**Task brief:** Work through the entries below line by line and give the number of lines with the string "como", nothing else.

**Website and app data records:**
<<<<
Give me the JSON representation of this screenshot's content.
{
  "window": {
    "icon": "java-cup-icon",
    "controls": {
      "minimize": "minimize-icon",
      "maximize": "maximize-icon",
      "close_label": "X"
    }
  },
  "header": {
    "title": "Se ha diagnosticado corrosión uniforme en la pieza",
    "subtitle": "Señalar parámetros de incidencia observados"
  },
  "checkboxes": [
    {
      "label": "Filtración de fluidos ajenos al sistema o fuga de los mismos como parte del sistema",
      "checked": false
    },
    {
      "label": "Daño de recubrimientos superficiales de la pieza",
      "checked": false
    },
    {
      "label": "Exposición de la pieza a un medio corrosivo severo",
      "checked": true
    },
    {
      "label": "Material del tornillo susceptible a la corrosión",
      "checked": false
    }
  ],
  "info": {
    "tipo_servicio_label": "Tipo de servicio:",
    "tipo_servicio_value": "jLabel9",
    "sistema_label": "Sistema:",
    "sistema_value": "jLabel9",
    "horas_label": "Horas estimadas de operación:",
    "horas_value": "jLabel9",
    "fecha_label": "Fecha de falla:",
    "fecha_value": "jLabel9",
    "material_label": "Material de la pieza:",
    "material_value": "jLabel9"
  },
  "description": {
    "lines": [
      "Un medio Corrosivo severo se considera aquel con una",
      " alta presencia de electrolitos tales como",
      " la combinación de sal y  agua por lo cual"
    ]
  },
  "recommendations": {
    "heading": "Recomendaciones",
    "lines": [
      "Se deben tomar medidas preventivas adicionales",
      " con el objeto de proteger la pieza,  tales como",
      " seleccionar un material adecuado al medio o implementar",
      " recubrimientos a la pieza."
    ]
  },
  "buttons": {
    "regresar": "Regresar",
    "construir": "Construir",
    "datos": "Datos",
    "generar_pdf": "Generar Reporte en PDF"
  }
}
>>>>
**Result of the exercise:** 3